(PROBLEM TO WORK ON):
Every line below containing the word "Settings" should be found and copied.

(DATA SUPPLIED):
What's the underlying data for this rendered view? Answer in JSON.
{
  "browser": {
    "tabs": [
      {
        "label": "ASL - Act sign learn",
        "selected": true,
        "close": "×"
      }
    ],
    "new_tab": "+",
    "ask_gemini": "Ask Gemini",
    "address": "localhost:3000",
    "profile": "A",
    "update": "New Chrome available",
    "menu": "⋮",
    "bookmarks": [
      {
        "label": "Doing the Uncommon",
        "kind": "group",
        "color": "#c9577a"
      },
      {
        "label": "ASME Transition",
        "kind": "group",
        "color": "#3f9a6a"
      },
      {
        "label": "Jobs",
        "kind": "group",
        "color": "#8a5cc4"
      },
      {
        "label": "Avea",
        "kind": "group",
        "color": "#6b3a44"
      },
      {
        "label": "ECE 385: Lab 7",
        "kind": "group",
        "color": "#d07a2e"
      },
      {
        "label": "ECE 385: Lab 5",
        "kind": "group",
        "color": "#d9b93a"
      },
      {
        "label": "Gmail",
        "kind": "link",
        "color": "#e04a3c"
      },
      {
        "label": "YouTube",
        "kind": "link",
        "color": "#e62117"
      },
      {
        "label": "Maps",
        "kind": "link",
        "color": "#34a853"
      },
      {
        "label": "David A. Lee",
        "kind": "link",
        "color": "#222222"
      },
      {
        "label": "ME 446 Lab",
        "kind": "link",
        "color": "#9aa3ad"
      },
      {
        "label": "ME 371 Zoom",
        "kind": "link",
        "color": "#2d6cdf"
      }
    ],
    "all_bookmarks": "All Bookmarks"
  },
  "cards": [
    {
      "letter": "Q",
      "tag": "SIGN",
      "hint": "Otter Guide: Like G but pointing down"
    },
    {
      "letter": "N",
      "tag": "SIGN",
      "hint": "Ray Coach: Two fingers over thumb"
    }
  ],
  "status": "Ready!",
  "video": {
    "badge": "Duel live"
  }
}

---

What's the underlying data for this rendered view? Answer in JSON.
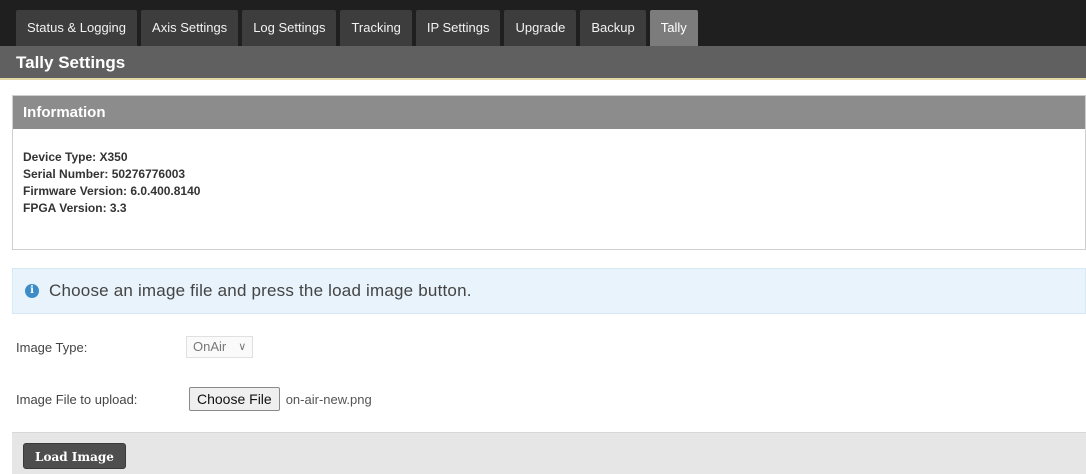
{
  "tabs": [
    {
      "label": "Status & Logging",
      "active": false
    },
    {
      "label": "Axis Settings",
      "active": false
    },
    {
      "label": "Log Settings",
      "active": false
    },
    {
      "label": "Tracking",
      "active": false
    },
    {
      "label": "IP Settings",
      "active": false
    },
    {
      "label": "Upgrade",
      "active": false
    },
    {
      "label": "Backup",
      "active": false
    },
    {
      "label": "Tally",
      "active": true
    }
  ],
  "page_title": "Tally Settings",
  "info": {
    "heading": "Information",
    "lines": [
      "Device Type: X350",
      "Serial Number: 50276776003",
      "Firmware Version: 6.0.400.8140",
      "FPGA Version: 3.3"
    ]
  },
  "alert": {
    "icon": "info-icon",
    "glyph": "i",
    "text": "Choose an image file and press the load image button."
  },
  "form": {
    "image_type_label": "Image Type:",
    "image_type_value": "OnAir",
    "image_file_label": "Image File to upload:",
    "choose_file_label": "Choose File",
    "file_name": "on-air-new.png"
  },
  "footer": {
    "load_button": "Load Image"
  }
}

(OUTPUT BELOW):
      "label": "Axis Settings",
      "label": "Log Settings",
      "label": "IP Settings",
  "page_title": "Tally Settings",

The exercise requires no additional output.